> _ASSIGNED TASK_: Where the records below show the word "name" in a line, please copy that line.

Data records for software interfaces:
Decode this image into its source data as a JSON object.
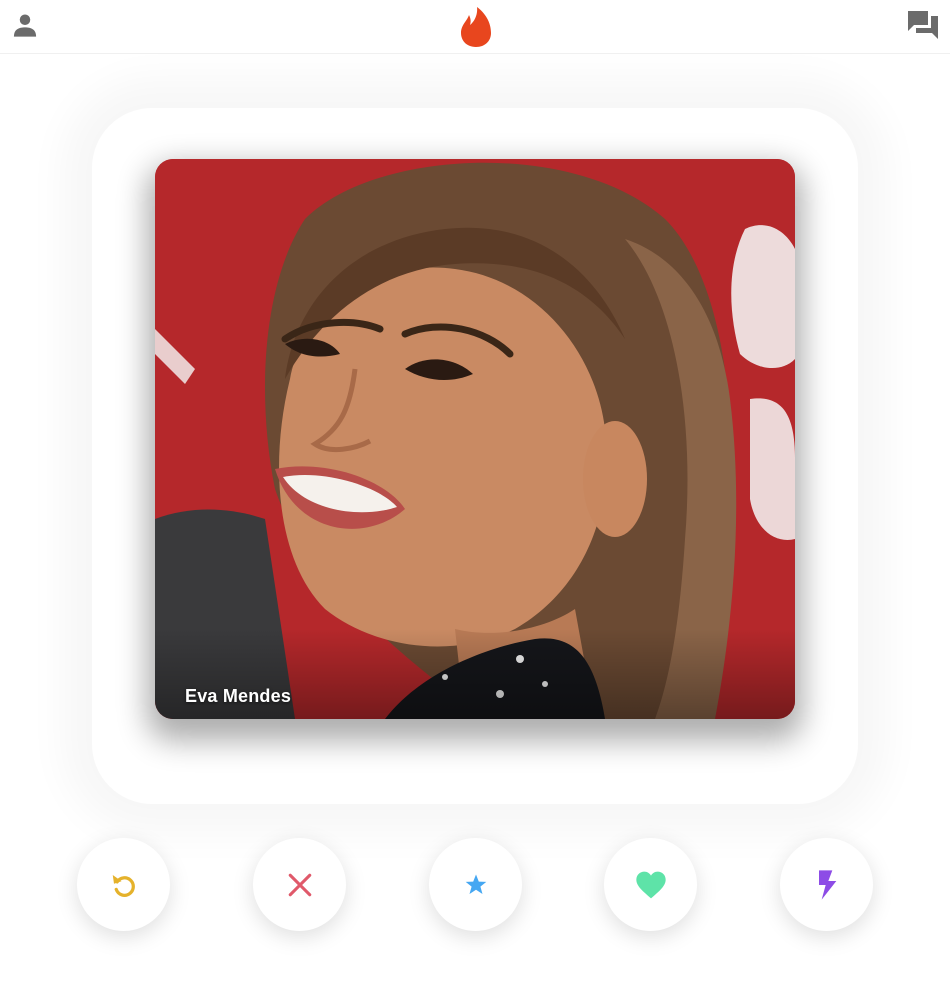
{
  "header": {
    "left_icon": "person-icon",
    "center_icon": "flame-logo-icon",
    "right_icon": "chat-bubbles-icon",
    "colors": {
      "icon": "#6b6b6b",
      "flame": "#e8461e"
    }
  },
  "card": {
    "name": "Eva Mendes",
    "photo_description_icon": "profile-photo"
  },
  "actions": [
    {
      "name": "rewind",
      "icon": "rewind-icon",
      "color": "#e5b22b"
    },
    {
      "name": "nope",
      "icon": "close-icon",
      "color": "#e0596a"
    },
    {
      "name": "super-like",
      "icon": "star-icon",
      "color": "#45a7f2"
    },
    {
      "name": "like",
      "icon": "heart-icon",
      "color": "#5ee3a8"
    },
    {
      "name": "boost",
      "icon": "lightning-icon",
      "color": "#8d4ce6"
    }
  ]
}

> _REPLY TO THE TASK_:
    "name": "Eva Mendes",
      "name": "rewind",
      "name": "nope",
      "name": "super-like",
      "name": "like",
      "name": "boost",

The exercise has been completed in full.